The attention to justice, social cohesion, and care for natural resources makes the fair-trade approach a model for life in general. In the Middle East—where deadly rocket fire and human despair is growing—the fair-trade practices employed by dedicated artisans speaks volumes and can do significant good.

At a recent gathering in Newport of the Equestrian Order of the Holy Sepulchre of Jerusalem, His Eminence Edward Cardinal Egan, Archbishop Emeritus of New York, spoke bluntly and passionately about growing hostilities in the Holy Land and the resulting threats to its citizens and the holy places of Christianity. He urged his listeners to pray for peace in cities such as Bethlehem and Jerusalem and to support the families that call these cities home.

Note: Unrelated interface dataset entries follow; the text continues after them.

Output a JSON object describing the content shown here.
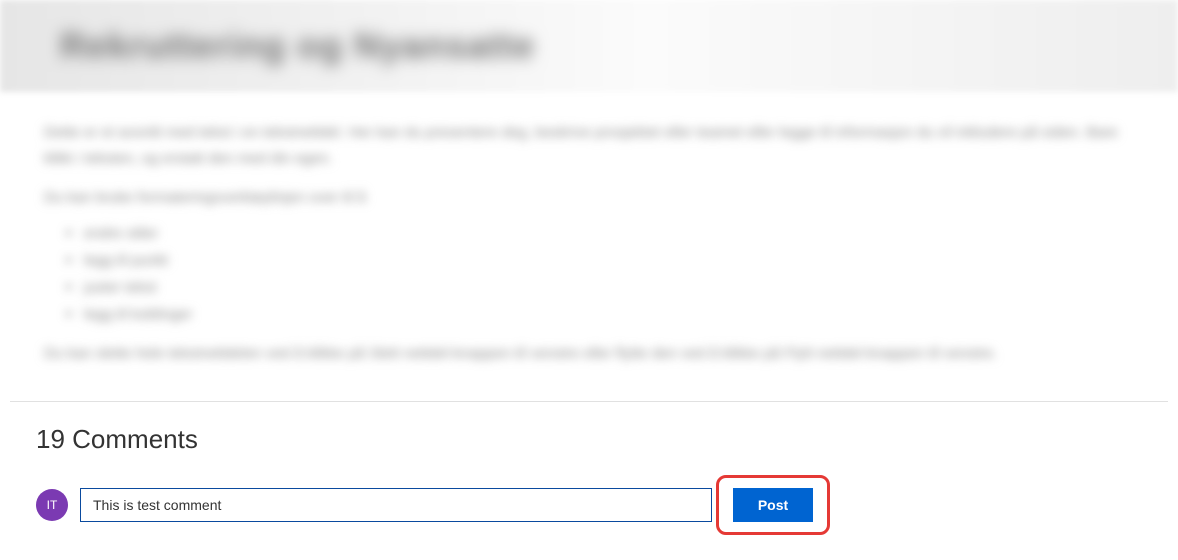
{
  "hero": {
    "title_blurred": "Rekruttering og Nyansatte"
  },
  "content": {
    "para1_blurred": "Dette er et avsnitt med tekst i en tekstnettdel. Her kan du presentere deg, beskrive prosjektet eller teamet eller legge til informasjon du vil inkludere på siden. Bare klikk i teksten, og erstatt den med din egen.",
    "para2_blurred": "Du kan bruke formateringsverktøylinjen over til å",
    "list_blurred": [
      "endre stiler",
      "legg til punkt",
      "juster tekst",
      "legg til koblinger"
    ],
    "para3_blurred": "Du kan slette hele tekstnettdelen ved å klikke på Slett nettdel-knappen til venstre eller flytte den ved å klikke på Flytt nettdel-knappen til venstre."
  },
  "comments": {
    "heading": "19 Comments",
    "avatar_initials": "IT",
    "input_value": "This is test comment",
    "post_button_label": "Post"
  }
}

You and I can certainly do both. We can pray for peace and we can encourage the people living in the Holy Land by supporting the small businesses that are bundled together in the Bethlehem Fair Trade Artisans. In doing so, we also support the well being of the holy sites of Christianity.



Providentially, on the day that Cardinal Egan spoke, I received that morning an email from one of the organizers of the Bethlehem Fair Trade Artisans. In response to the increasing hostilities occurring around her, she wrote this:

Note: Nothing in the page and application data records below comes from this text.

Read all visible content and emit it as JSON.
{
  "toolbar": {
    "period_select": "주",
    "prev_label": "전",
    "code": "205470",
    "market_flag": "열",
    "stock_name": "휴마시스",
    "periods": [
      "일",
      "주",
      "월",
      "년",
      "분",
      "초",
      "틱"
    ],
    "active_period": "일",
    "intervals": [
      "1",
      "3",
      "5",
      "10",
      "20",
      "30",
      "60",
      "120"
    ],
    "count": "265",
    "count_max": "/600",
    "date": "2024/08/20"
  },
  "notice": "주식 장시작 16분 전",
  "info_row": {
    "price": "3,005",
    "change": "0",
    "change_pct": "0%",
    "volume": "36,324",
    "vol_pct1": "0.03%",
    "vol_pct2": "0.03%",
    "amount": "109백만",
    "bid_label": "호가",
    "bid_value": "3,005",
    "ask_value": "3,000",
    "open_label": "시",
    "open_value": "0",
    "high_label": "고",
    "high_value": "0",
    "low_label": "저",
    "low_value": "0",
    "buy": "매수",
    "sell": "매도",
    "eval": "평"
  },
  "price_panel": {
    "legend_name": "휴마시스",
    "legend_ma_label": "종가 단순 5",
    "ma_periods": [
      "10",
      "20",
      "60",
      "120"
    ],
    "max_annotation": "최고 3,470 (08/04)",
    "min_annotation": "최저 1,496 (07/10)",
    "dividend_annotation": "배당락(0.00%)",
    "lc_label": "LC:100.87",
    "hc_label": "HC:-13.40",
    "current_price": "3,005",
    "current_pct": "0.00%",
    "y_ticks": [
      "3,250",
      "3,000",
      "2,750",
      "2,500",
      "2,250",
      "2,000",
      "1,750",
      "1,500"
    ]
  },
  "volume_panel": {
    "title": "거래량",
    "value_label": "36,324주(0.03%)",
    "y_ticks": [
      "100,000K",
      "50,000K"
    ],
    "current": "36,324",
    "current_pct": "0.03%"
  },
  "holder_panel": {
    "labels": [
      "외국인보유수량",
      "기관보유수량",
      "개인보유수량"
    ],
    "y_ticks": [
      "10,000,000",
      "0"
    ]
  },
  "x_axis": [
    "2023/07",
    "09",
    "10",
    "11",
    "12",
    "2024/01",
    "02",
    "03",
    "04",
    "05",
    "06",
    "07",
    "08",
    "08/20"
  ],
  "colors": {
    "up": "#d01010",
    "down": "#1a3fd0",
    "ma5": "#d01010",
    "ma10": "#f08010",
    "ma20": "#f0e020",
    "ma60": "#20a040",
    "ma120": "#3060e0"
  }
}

“I want to provide a good future for my two daughters and I wish that all mothers in Palestine and Israel would have that same opportunity. ... Palestinians and Israelis live together in the same piece of land but increasing fear between us separates us and the hope of peace is becoming more distant. Please, do not let the fanatics win: Help us find a way to the path of peace for the sake of everyone in the region, today and for the future.”

For the purpose of this column on ecology, it is fitting to note the words of His Holiness, Pope Benedict XVI, who wrote in his 2009 letter to the Church, Caritas in Veritate, these related words:

“[H]ow many natural resources are squandered by wars! Peace in and among peoples would also provide greater protection for nature. ... Peaceful agreement about the use of resources can protect nature and, at the same time, the well-being of the societies concerned.”

These shared sentiments—by a mother and a pontiff—should compel us to seek peace and order in the lands that Our Lord was born, lived, died, and was resurrected. One way to achieve these great ends is to explore the offerings of the Bethlehem Fair Trade Artisans. In doing so, you and I can not only seek to give unique goods that are made in the Holy Land. We can also foster economic stability and peace in the places that the Prince of Peace called home.

For more information on the Bethlehem Fair Trade Artisans, visit bethlehemfairtrade.org. Note that ordering, cost, and shipping information requires email confirmation due to the nature of working with local artisans and product availability. It is suggested that orders be pooled with others or be bulk quantities as payment is made through direct bank wiring. In time, the artisans are hopeful for an easier payment method.